  3. Classic process controls, advanced analytics and autonomy – in one single device. Most edge offerings are not designed to deal with real-time, deterministic control. They often rely on a separate programmable logic controller (PLC) alongside the edge device. For the best performance, users should look for a device that provides PLC IEC 61131 programming capabilities for fine-grained real-time surveillance and control, combined with state-of-the-art analytical applications and built using high-level languages integrated with the PLC engine. The real-time engine also must be physically and logically detached from advanced applications. This means if one component fails, the other one continues to operate uninterrupted.

  4. On-board input/outputs (I/Os). It must include I/O points: Discrete, analog and control as well as a few high-frequency scan rate I/O suited for specific advanced applications.

  5. Hardware expandability. Expandability is key. This includes external I/O (through remote I/O modules and more data storage.

  6. Software immutability. The edge technology must guarantee critical software components (operating systems, drivers, libraries and applications) are protected and cannot be tampered with or modified.

  7. Software modularity. Software architecture should be highly modular, comprised of loosely coupled modules or containers that can be independently replaced or updated.

  8. High processing capacity. Any edge device must provide enough computing power to run several advanced applications. It should be built around major programming frameworks and languages and accept add-on hardware co-processor modules such as GPUs and TPUs.

  9. Seamless connectivity. Critical to usability, it will include several serial and network ports and wireless communication capabilities like cellular (LTE/5G), Wi-Fi and wireless I/O. Ideally, this kind of connectivity will be available to any application running on the edge device.

  10. Compatible with major communication protocols. De facto standard protocols (both server and client) must be available, like Modbus, OPC/UA and EtherNet/IP.

  11. Embedded user visualization capabilities. For plug-in-and-play capability, a quality edge device will be user interface readyin case local visualization is required using inexpensive screen hardware.

  12. Remote management is essential. Edge devices securely configured from a remote site will give ultimate flexibility — including edge management, updates, patches or new containerized applications — without interfering with ongoing edge operations.

  13. Strong cybersecurity protection. For remote management — and in general — data security is paramount. Any operation inside the device or in any interaction with external systems must adhere to all principal cybersecurity standards and fully adopt zero trust architecture (ZTA).
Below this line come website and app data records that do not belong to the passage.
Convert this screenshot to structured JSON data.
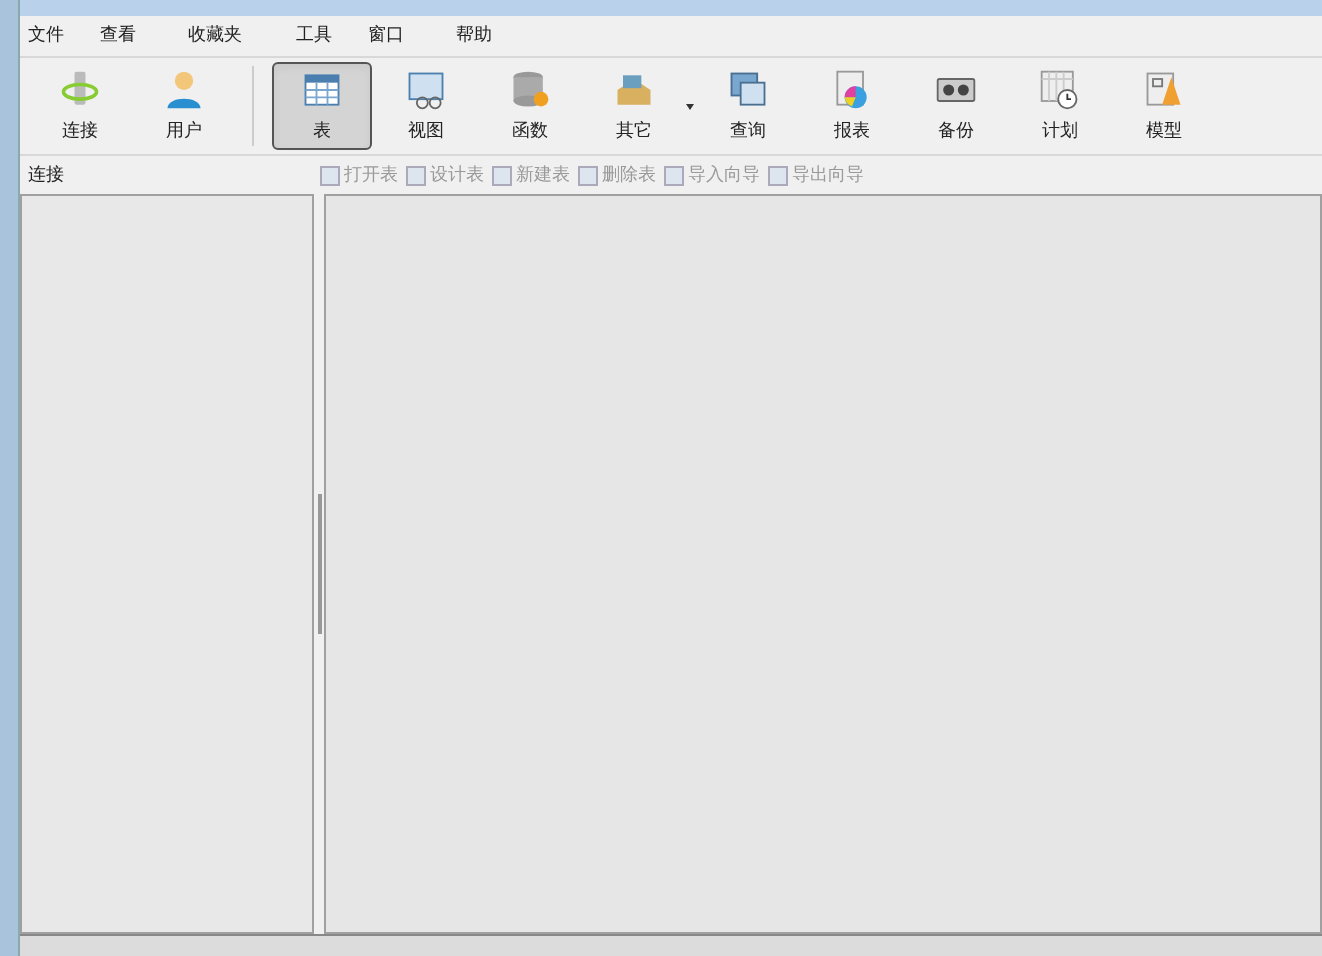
{
  "menu": [
    "文件",
    "查看",
    "收藏夹",
    "工具",
    "窗口",
    "帮助"
  ],
  "toolbar": [
    {
      "label": "连接",
      "selected": false,
      "dropdown": false
    },
    {
      "label": "用户",
      "selected": false,
      "dropdown": false
    },
    {
      "label": "表",
      "selected": true,
      "dropdown": false
    },
    {
      "label": "视图",
      "selected": false,
      "dropdown": false
    },
    {
      "label": "函数",
      "selected": false,
      "dropdown": false
    },
    {
      "label": "其它",
      "selected": false,
      "dropdown": true
    },
    {
      "label": "查询",
      "selected": false,
      "dropdown": false
    },
    {
      "label": "报表",
      "selected": false,
      "dropdown": false
    },
    {
      "label": "备份",
      "selected": false,
      "dropdown": false
    },
    {
      "label": "计划",
      "selected": false,
      "dropdown": false
    },
    {
      "label": "模型",
      "selected": false,
      "dropdown": false
    }
  ],
  "connection_panel": {
    "title": "连接"
  },
  "object_toolbar": [
    {
      "label": "打开表",
      "disabled": true
    },
    {
      "label": "设计表",
      "disabled": true
    },
    {
      "label": "新建表",
      "disabled": true
    },
    {
      "label": "删除表",
      "disabled": true
    },
    {
      "label": "导入向导",
      "disabled": true
    },
    {
      "label": "导出向导",
      "disabled": true
    }
  ]
}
  14. Coded by the user. Building and deploying the applications without intervention or effort from equipment suppliers will give the user total flexibility. A software development kit (SDK) means anyone can build applications for deployment. Make sure developers can use the full extent of existing advanced languages, software frameworks and complex libraries, allowing them to create new programs that can run in real-time along with the rest of the edge components.
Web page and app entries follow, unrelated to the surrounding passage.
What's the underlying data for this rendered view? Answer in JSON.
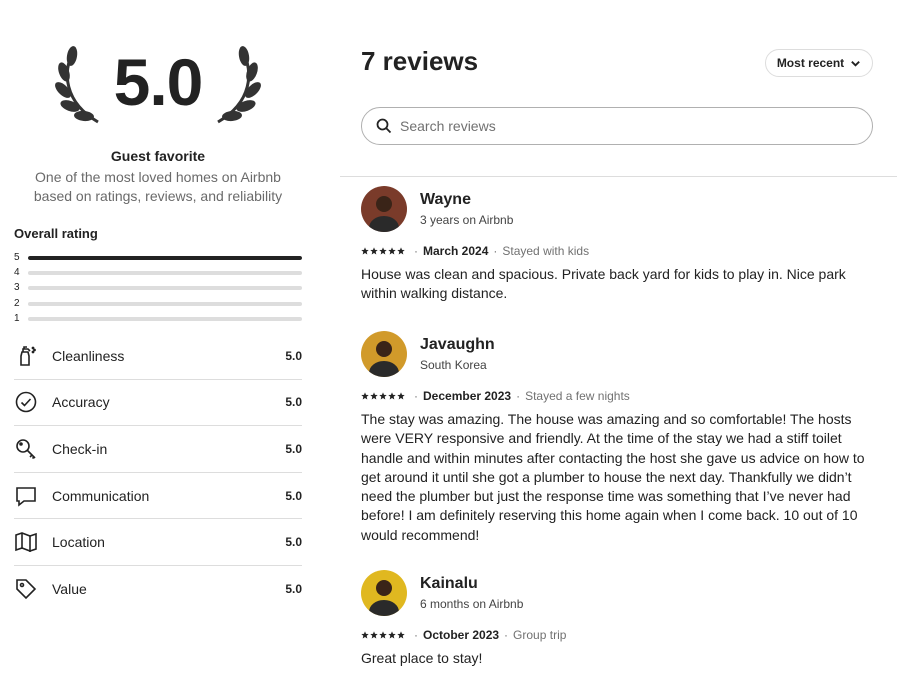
{
  "summary": {
    "score": "5.0",
    "badge_title": "Guest favorite",
    "badge_desc": "One of the most loved homes on Airbnb based on ratings, reviews, and reliability",
    "overall_label": "Overall rating",
    "distribution": [
      {
        "stars": "5",
        "fraction": 1.0
      },
      {
        "stars": "4",
        "fraction": 0.0
      },
      {
        "stars": "3",
        "fraction": 0.0
      },
      {
        "stars": "2",
        "fraction": 0.0
      },
      {
        "stars": "1",
        "fraction": 0.0
      }
    ],
    "categories": [
      {
        "label": "Cleanliness",
        "score": "5.0",
        "icon": "spray-bottle-icon"
      },
      {
        "label": "Accuracy",
        "score": "5.0",
        "icon": "check-circle-icon"
      },
      {
        "label": "Check-in",
        "score": "5.0",
        "icon": "key-icon"
      },
      {
        "label": "Communication",
        "score": "5.0",
        "icon": "chat-bubble-icon"
      },
      {
        "label": "Location",
        "score": "5.0",
        "icon": "map-icon"
      },
      {
        "label": "Value",
        "score": "5.0",
        "icon": "tag-icon"
      }
    ]
  },
  "reviews_panel": {
    "title": "7 reviews",
    "sort_label": "Most recent",
    "search_placeholder": "Search reviews",
    "reviews": [
      {
        "name": "Wayne",
        "subtitle": "3 years on Airbnb",
        "rating": 5,
        "date": "March 2024",
        "stay": "Stayed with kids",
        "text": "House was clean and spacious. Private back yard for kids to play in. Nice park within walking distance.",
        "avatar_color": "#7a3b2a"
      },
      {
        "name": "Javaughn",
        "subtitle": "South Korea",
        "rating": 5,
        "date": "December 2023",
        "stay": "Stayed a few nights",
        "text": "The stay was amazing. The house was amazing and so comfortable! The hosts were VERY responsive and friendly. At the time of the stay we had a stiff toilet handle and within minutes after contacting the host she gave us advice on how to get around it until she got a plumber to house the next day. Thankfully we didn’t need the plumber but just the response time was something that I’ve never had before! I am definitely reserving this home again when I come back. 10 out of 10 would recommend!",
        "avatar_color": "#d19a2a"
      },
      {
        "name": "Kainalu",
        "subtitle": "6 months on Airbnb",
        "rating": 5,
        "date": "October 2023",
        "stay": "Group trip",
        "text": "Great place to stay!",
        "avatar_color": "#e0b820"
      }
    ]
  }
}
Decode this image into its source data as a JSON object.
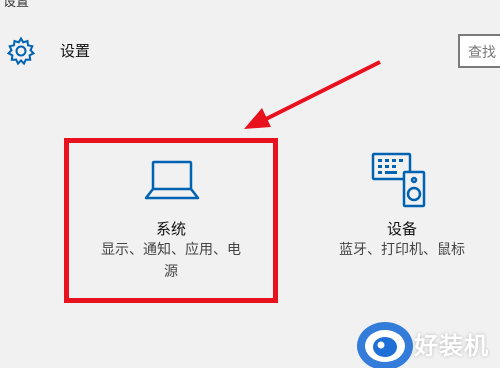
{
  "window": {
    "title": "设置"
  },
  "header": {
    "title": "设置",
    "icon": "gear-icon",
    "search_text": "查找"
  },
  "tiles": [
    {
      "title": "系统",
      "desc_line1": "显示、通知、应用、电",
      "desc_line2": "源",
      "icon": "laptop-icon"
    },
    {
      "title": "设备",
      "desc_line1": "蓝牙、打印机、鼠标",
      "icon": "devices-icon"
    }
  ],
  "annotation": {
    "color": "#e8121e"
  },
  "watermark": {
    "text": "好装机"
  },
  "colors": {
    "accent": "#0063b1",
    "background": "#f1f1f1"
  }
}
Edge devices and controllers need to be flexible

This list covers many essential considerations and the key takeaway is flexibility. Each operation comes with nuanced demands and users will need an edge controller to help guide them.

Getting the edge controller decision right optimizes performance, reliability and security — now and long into the future. While the market offers a wide range of options, choosing a device that meets the capabilities and features we’ve discussed will provide a valuable platform for moving the operation to the next level.

Mario Torre is digital architect, IoT, at Sensia. Edited by Chris Vavra, senior editor, Control Engineering, WTWH Media LLC, cvavra@wtwhmedia.com.

Author Bio: Mario Torre is digital architect, IoT, at Sensia (a JV of Rockwell Automation and SLB).